Aloha man shot by deputies died of gunshot wound to chest, abdomen, according to medical examiner’s office
An Aloha man who was shot by Washington County sheriff’s deputies Saturday night died of a gunshot wound to his right chest and abdomen, according to the state medical examiner’s office.
Jeffery David Anderson, 56, was pronounced dead early Sunday morning at OHSU hospital, according to the Washington County Sheriff’s Office. Two deputies fired at Anderson, who authorities say was armed with a rifle, but the sheriff’s office hasn’t released how many shots were fired or how many times Anderson was struck.
Sgt. Bob Ray, a sheriff’s office spokesman, said deputies on Thursday responded to a call reporting that Anderson was suicidal. Deputies, Ray said, contacted Anderson at his home and they took him to a local hospital for further treatment.
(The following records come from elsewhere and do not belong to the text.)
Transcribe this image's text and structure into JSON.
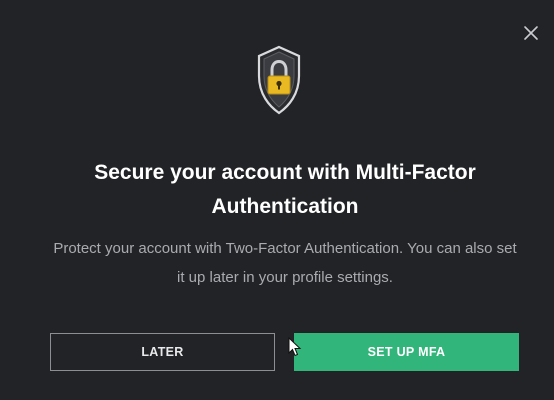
{
  "modal": {
    "close_icon": "close-icon",
    "header_icon": "shield-lock-icon",
    "title": "Secure your account with Multi-Factor Authentication",
    "description": "Protect your account with Two-Factor Authentication. You can also set it up later in your profile settings.",
    "later_label": "LATER",
    "setup_label": "SET UP MFA"
  },
  "colors": {
    "background": "#222326",
    "accent": "#31b57a",
    "shield_gold": "#e8b923",
    "muted_text": "#a9abb0"
  }
}
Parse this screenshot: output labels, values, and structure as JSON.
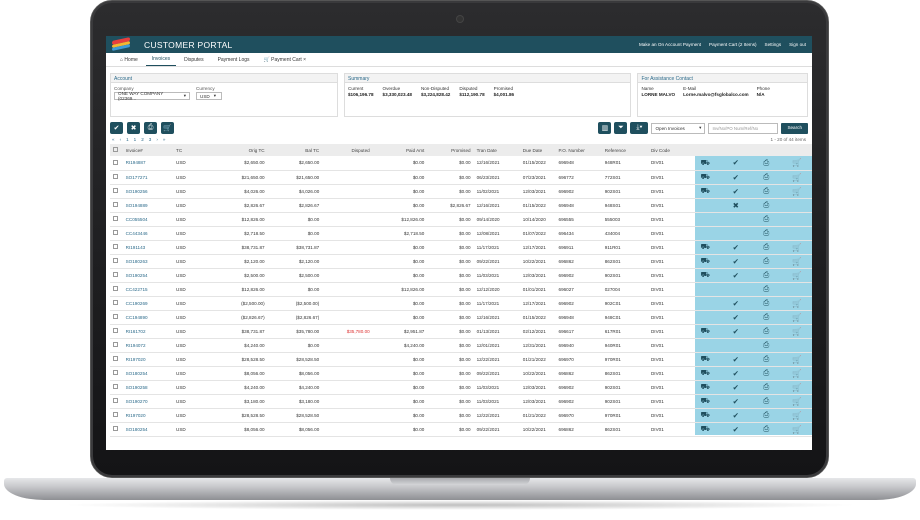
{
  "header": {
    "title": "CUSTOMER PORTAL",
    "links": [
      "Make an On Account Payment",
      "Payment Cart (2 Items)",
      "Settings",
      "Sign out"
    ]
  },
  "tabs": [
    {
      "label": "Home"
    },
    {
      "label": "Invoices"
    },
    {
      "label": "Disputes"
    },
    {
      "label": "Payment Logs"
    },
    {
      "label": "Payment Cart"
    }
  ],
  "account": {
    "heading": "Account",
    "company_label": "Company",
    "company_value": "ONE WAY COMPANY (02369...",
    "currency_label": "Currency",
    "currency_value": "USD"
  },
  "summary": {
    "heading": "Summary",
    "cols": [
      {
        "label": "Current",
        "value": "$106,196.78"
      },
      {
        "label": "Overdue",
        "value": "$3,330,023.48"
      },
      {
        "label": "Non-Disputed",
        "value": "$3,224,828.42"
      },
      {
        "label": "Disputed",
        "value": "$112,190.78"
      },
      {
        "label": "Promised",
        "value": "$4,001.86"
      }
    ]
  },
  "contact": {
    "heading": "For Assistance Contact",
    "name_label": "Name",
    "name_value": "LORNE MALVO",
    "email_label": "E-Mail",
    "email_value": "Lorne.malvo@fsglobalco.com",
    "phone_label": "Phone",
    "phone_value": "N/A"
  },
  "toolbar": {
    "filter_select": "Open Invoices",
    "search_placeholder": "Inv/No/PO Num/Ref/No",
    "search_label": "Search",
    "count_text": "1 - 20 of 44 items"
  },
  "pager": [
    "«",
    "‹",
    "1",
    "1",
    "2",
    "3",
    "›",
    "»"
  ],
  "table": {
    "columns": [
      "Invoice#",
      "TC",
      "Orig TC",
      "Bal TC",
      "Disputed",
      "Paid Amt",
      "Promised",
      "Tran Date",
      "Due Date",
      "P.O. Number",
      "Reference",
      "Div Code"
    ],
    "rows": [
      [
        "RI194887",
        "USD",
        "$2,650.00",
        "$2,650.00",
        "",
        "$0.00",
        "$0.00",
        "12/16/2021",
        "01/15/2022",
        "696948",
        "948R01",
        "DIV01"
      ],
      [
        "SO177271",
        "USD",
        "$21,650.00",
        "$21,650.00",
        "",
        "$0.00",
        "$0.00",
        "06/23/2021",
        "07/23/2021",
        "696772",
        "772S01",
        "DIV01"
      ],
      [
        "SO190256",
        "USD",
        "$4,026.00",
        "$4,026.00",
        "",
        "$0.00",
        "$0.00",
        "11/02/2021",
        "12/03/2021",
        "696902",
        "902S01",
        "DIV01"
      ],
      [
        "SO194889",
        "USD",
        "$2,826.67",
        "$2,826.67",
        "",
        "$0.00",
        "$2,826.67",
        "12/16/2021",
        "01/15/2022",
        "696948",
        "948S01",
        "DIV01"
      ],
      [
        "CC055504",
        "USD",
        "$12,826.00",
        "$0.00",
        "",
        "$12,826.00",
        "$0.00",
        "09/14/2020",
        "10/14/2020",
        "696555",
        "555003",
        "DIV01"
      ],
      [
        "CC443446",
        "USD",
        "$2,718.50",
        "$0.00",
        "",
        "$2,718.50",
        "$0.00",
        "12/08/2021",
        "01/07/2022",
        "696434",
        "434004",
        "DIV01"
      ],
      [
        "RI191143",
        "USD",
        "$38,731.87",
        "$38,731.87",
        "",
        "$0.00",
        "$0.00",
        "11/17/2021",
        "12/17/2021",
        "696911",
        "911R01",
        "DIV01"
      ],
      [
        "SO180263",
        "USD",
        "$2,120.00",
        "$2,120.00",
        "",
        "$0.00",
        "$0.00",
        "09/22/2021",
        "10/22/2021",
        "696862",
        "862S01",
        "DIV01"
      ],
      [
        "SO190254",
        "USD",
        "$2,500.00",
        "$2,500.00",
        "",
        "$0.00",
        "$0.00",
        "11/03/2021",
        "12/03/2021",
        "696902",
        "902S01",
        "DIV01"
      ],
      [
        "CC422715",
        "USD",
        "$12,826.00",
        "$0.00",
        "",
        "$12,826.00",
        "$0.00",
        "12/12/2020",
        "01/01/2021",
        "696027",
        "027004",
        "DIV01"
      ],
      [
        "CC190269",
        "USD",
        "($2,500.00)",
        "($2,500.00)",
        "",
        "$0.00",
        "$0.00",
        "11/17/2021",
        "12/17/2021",
        "696902",
        "902C01",
        "DIV01"
      ],
      [
        "CC194890",
        "USD",
        "($2,826.67)",
        "($2,826.67)",
        "",
        "$0.00",
        "$0.00",
        "12/16/2021",
        "01/15/2022",
        "696948",
        "948C01",
        "DIV01"
      ],
      [
        "RI161702",
        "USD",
        "$38,731.87",
        "$35,780.00",
        "$35,780.00",
        "$2,951.87",
        "$0.00",
        "01/13/2021",
        "02/12/2021",
        "696617",
        "617R01",
        "DIV01"
      ],
      [
        "RI194072",
        "USD",
        "$4,240.00",
        "$0.00",
        "",
        "$4,240.00",
        "$0.00",
        "12/01/2021",
        "12/31/2021",
        "696940",
        "940R01",
        "DIV01"
      ],
      [
        "RI197020",
        "USD",
        "$28,528.50",
        "$28,528.50",
        "",
        "$0.00",
        "$0.00",
        "12/22/2021",
        "01/21/2022",
        "696970",
        "970R01",
        "DIV01"
      ],
      [
        "SO180254",
        "USD",
        "$8,056.00",
        "$8,056.00",
        "",
        "$0.00",
        "$0.00",
        "09/22/2021",
        "10/22/2021",
        "696862",
        "862S01",
        "DIV01"
      ],
      [
        "SO190258",
        "USD",
        "$4,240.00",
        "$4,240.00",
        "",
        "$0.00",
        "$0.00",
        "11/03/2021",
        "12/03/2021",
        "696902",
        "902S01",
        "DIV01"
      ],
      [
        "SO190270",
        "USD",
        "$3,180.00",
        "$3,180.00",
        "",
        "$0.00",
        "$0.00",
        "11/03/2021",
        "12/03/2021",
        "696902",
        "902S01",
        "DIV01"
      ],
      [
        "RI197020",
        "USD",
        "$28,528.50",
        "$28,528.50",
        "",
        "$0.00",
        "$0.00",
        "12/22/2021",
        "01/21/2022",
        "696970",
        "970R01",
        "DIV01"
      ],
      [
        "SO180254",
        "USD",
        "$8,056.00",
        "$8,056.00",
        "",
        "$0.00",
        "$0.00",
        "09/22/2021",
        "10/22/2021",
        "696862",
        "862S01",
        "DIV01"
      ]
    ],
    "actions": [
      [
        "truck",
        "check",
        "print",
        "cart"
      ],
      [
        "truck",
        "check",
        "print",
        "cart"
      ],
      [
        "truck",
        "check",
        "print",
        "cart"
      ],
      [
        "",
        "x",
        "print",
        ""
      ],
      [
        "",
        "",
        "print",
        ""
      ],
      [
        "",
        "",
        "print",
        ""
      ],
      [
        "truck",
        "check",
        "print",
        "cart"
      ],
      [
        "truck",
        "check",
        "print",
        "cart"
      ],
      [
        "truck",
        "check",
        "print",
        "cart"
      ],
      [
        "",
        "",
        "print",
        ""
      ],
      [
        "",
        "check",
        "print",
        "cart"
      ],
      [
        "",
        "check",
        "print",
        "cart"
      ],
      [
        "truck",
        "check",
        "print",
        "cart"
      ],
      [
        "",
        "",
        "print",
        ""
      ],
      [
        "truck",
        "check",
        "print",
        "cart"
      ],
      [
        "truck",
        "check",
        "print",
        "cart"
      ],
      [
        "truck",
        "check",
        "print",
        "cart"
      ],
      [
        "truck",
        "check",
        "print",
        "cart"
      ],
      [
        "truck",
        "check",
        "print",
        "cart"
      ],
      [
        "truck",
        "check",
        "print",
        "cart"
      ]
    ]
  },
  "icons": {
    "check": "✔",
    "x": "✖",
    "print": "⎙",
    "cart": "🛒",
    "truck": "⛟"
  },
  "colors": {
    "header": "#1f4f5e",
    "action_bg": "#9ad4e6",
    "link": "#2b6a8a",
    "disputed": "#d33"
  }
}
Ray wasn’t sure who called police during that incident.
Shortly before 8:15 p.m. Saturday, people began calling 9-1-1 reporting a man armed with a gun on Southwest 195th Avenue, south of Southwest Farmington Road, said Sgt. David Thompson, a sheriff’s office spokesman.
Anderson’s neighbor, Jim Briggs, said he called 9-1-1 Saturday night after a passing motorcyclist told Briggs’ mother-in-law to go inside Briggs’ house because the motorcyclist had seen a man carrying a gun down 195th Avenue.
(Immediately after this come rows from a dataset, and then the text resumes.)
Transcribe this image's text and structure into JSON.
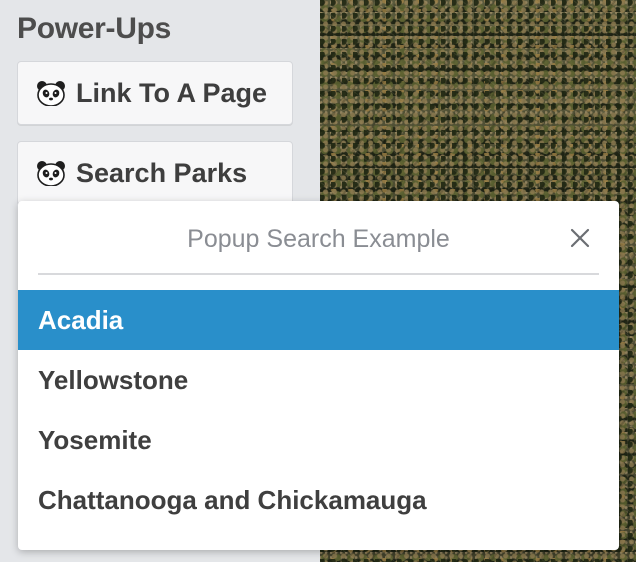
{
  "sidebar": {
    "title": "Power-Ups",
    "buttons": [
      {
        "label": "Link To A Page",
        "icon": "panda-icon"
      },
      {
        "label": "Search Parks",
        "icon": "panda-icon"
      }
    ]
  },
  "popup": {
    "title": "Popup Search Example",
    "close_icon": "close-icon",
    "items": [
      {
        "label": "Acadia",
        "selected": true
      },
      {
        "label": "Yellowstone",
        "selected": false
      },
      {
        "label": "Yosemite",
        "selected": false
      },
      {
        "label": "Chattanooga and Chickamauga",
        "selected": false
      }
    ]
  },
  "colors": {
    "selected_bg": "#298fca",
    "sidebar_bg": "#e4e6e9",
    "title_text": "#4d4d4d"
  }
}
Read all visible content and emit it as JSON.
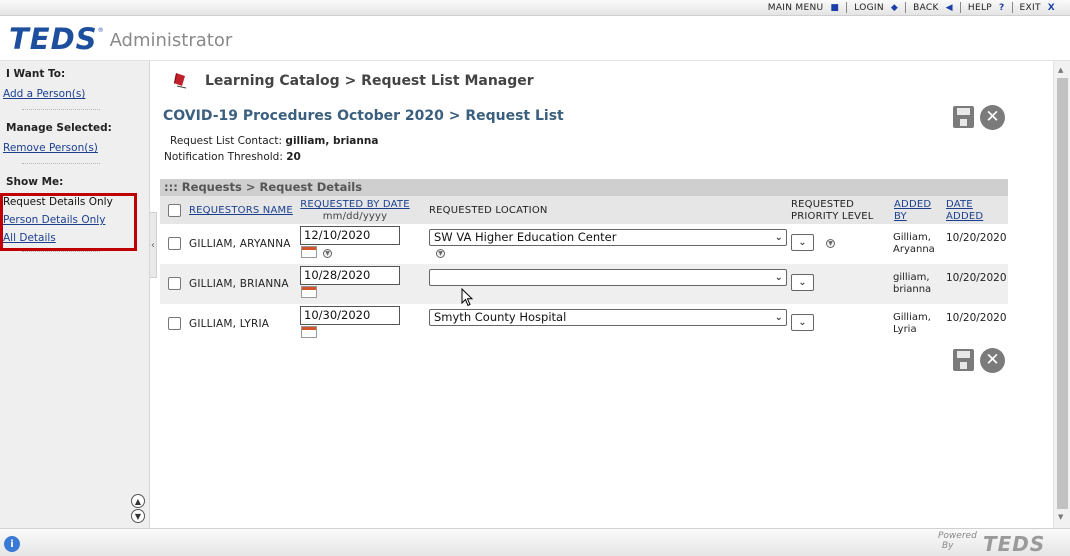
{
  "topnav": {
    "main_menu": "MAIN MENU",
    "login": "LOGIN",
    "back": "BACK",
    "help": "HELP",
    "help_glyph": "?",
    "exit": "EXIT",
    "exit_glyph": "X"
  },
  "header": {
    "logo_text": "TEDS",
    "logo_reg": "®",
    "app_name": "Administrator"
  },
  "sidebar": {
    "i_want_to": "I Want To:",
    "add_person": "Add a Person(s)",
    "manage_selected": "Manage Selected:",
    "remove_person": "Remove Person(s)",
    "show_me": "Show Me:",
    "request_details_only": "Request Details Only",
    "person_details_only": "Person Details Only",
    "all_details": "All Details",
    "highlight_color": "#c00000"
  },
  "main": {
    "breadcrumb": "Learning Catalog > Request List Manager",
    "request_list_title": "COVID-19 Procedures October 2020 > Request List",
    "contact_label": "Request List Contact:",
    "contact_value": "gilliam, brianna",
    "threshold_label": "Notification Threshold:",
    "threshold_value": "20",
    "section_title": "::: Requests > Request Details",
    "columns": {
      "requestors_name": "REQUESTORS NAME",
      "requested_by_date": "REQUESTED BY DATE",
      "date_format": "mm/dd/yyyy",
      "requested_location": "REQUESTED LOCATION",
      "priority_line1": "REQUESTED",
      "priority_line2": "PRIORITY LEVEL",
      "added_by_line1": "ADDED",
      "added_by_line2": "BY",
      "date_added_line1": "DATE",
      "date_added_line2": "ADDED"
    },
    "rows": [
      {
        "name": "GILLIAM, ARYANNA",
        "requested_date": "12/10/2020",
        "location": "SW VA Higher Education Center",
        "added_by_line1": "Gilliam,",
        "added_by_line2": "Aryanna",
        "date_added": "10/20/2020"
      },
      {
        "name": "GILLIAM, BRIANNA",
        "requested_date": "10/28/2020",
        "location": "",
        "added_by_line1": "gilliam,",
        "added_by_line2": "brianna",
        "date_added": "10/20/2020"
      },
      {
        "name": "GILLIAM, LYRIA",
        "requested_date": "10/30/2020",
        "location": "Smyth County Hospital",
        "added_by_line1": "Gilliam,",
        "added_by_line2": "Lyria",
        "date_added": "10/20/2020"
      }
    ]
  },
  "footer": {
    "powered_line1": "Powered",
    "powered_line2": "By",
    "powered_logo": "TEDS"
  }
}
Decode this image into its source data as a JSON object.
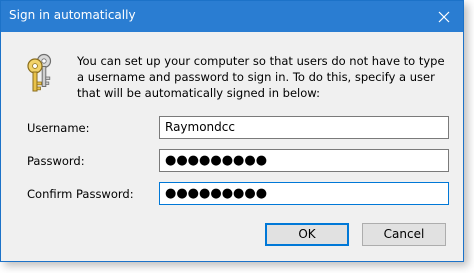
{
  "window": {
    "title": "Sign in automatically"
  },
  "description": "You can set up your computer so that users do not have to type a username and password to sign in. To do this, specify a user that will be automatically signed in below:",
  "form": {
    "username_label": "Username:",
    "username_value": "Raymondcc",
    "password_label": "Password:",
    "password_value": "●●●●●●●●●",
    "confirm_label": "Confirm Password:",
    "confirm_value": "●●●●●●●●●"
  },
  "buttons": {
    "ok_label": "OK",
    "cancel_label": "Cancel"
  },
  "icons": {
    "title_icon": "none",
    "close_icon": "close-icon",
    "main_icon": "keys-icon"
  },
  "colors": {
    "titlebar": "#2a7dd2",
    "dialog_bg": "#f0f0f0",
    "focus_border": "#0078d7"
  }
}
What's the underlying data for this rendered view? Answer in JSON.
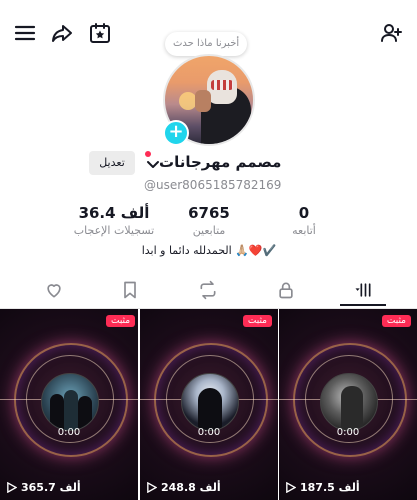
{
  "header": {
    "icons": [
      "menu-icon",
      "share-icon",
      "calendar-star-icon",
      "add-user-icon"
    ]
  },
  "profile": {
    "note_bubble": "أخبرنا ماذا حدث",
    "name": "مصمم مهرجانات",
    "edit_label": "تعديل",
    "username": "@user8065185782169",
    "bio": "الحمدلله دائما و ابدا 🙏🏼❤️✔️",
    "stats": [
      {
        "value": "0",
        "label": "أتابعه"
      },
      {
        "value": "6765",
        "label": "متابعين"
      },
      {
        "value": "36.4 ألف",
        "label": "تسجيلات الإعجاب"
      }
    ]
  },
  "tabs": {
    "items": [
      "likes-heart-icon",
      "bookmark-icon",
      "repost-icon",
      "lock-icon",
      "grid-videos-icon"
    ],
    "active": "grid-videos-icon"
  },
  "videos": [
    {
      "views": "365.7 ألف",
      "pinned": "مثبت",
      "time": "0:00"
    },
    {
      "views": "248.8 ألف",
      "pinned": "مثبت",
      "time": "0:00"
    },
    {
      "views": "187.5 ألف",
      "pinned": "مثبت",
      "time": "0:00"
    }
  ],
  "colors": {
    "accent_red": "#fe2c55",
    "add_button": "#20d5ec",
    "text_primary": "#161823",
    "text_secondary": "#8a8b91"
  }
}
Briggs said he watched out his door as Anderson, whom he described as unstable, sat on the curb across from Briggs’ house and pointed a rifle toward cars driving along 195th Avenue. He said Anderson, who lived two doors down on the same side of the street, was talking to himself and seemed drunk.
At least two deputies reportedly arrived shortly after the calls and found the man, armed with a rifle. Within a few minutes of the deputies’ arrival, Briggs said, Anderson took aim at them, and two officers fired back.
The sheriff’s office has not confirmed whether Anderson pointed the weapon at deputies. After Anderson was shot, he was taken to OHSU Hospital, where he later died.
The two deputies who shot Anderson were placed on paid administrative leave, Thompson said. They have not yet been identified, and Ray wasn’t sure when they will be interviewed.
The sheriff’s office is not releasing further information, citing the ongoing investigation, which is being conducted by the Washington County Major Crimes Team.
The shooting is the second deputy-involved shooting in Washington County this year. Last month, sheriff’s deputies fatally shot Robert Kimball Fox, 52, of Aloha, after authorities say he pointed a “loaded high-power rifle” at deputies and failed to respond to multiple commands to drop the gun.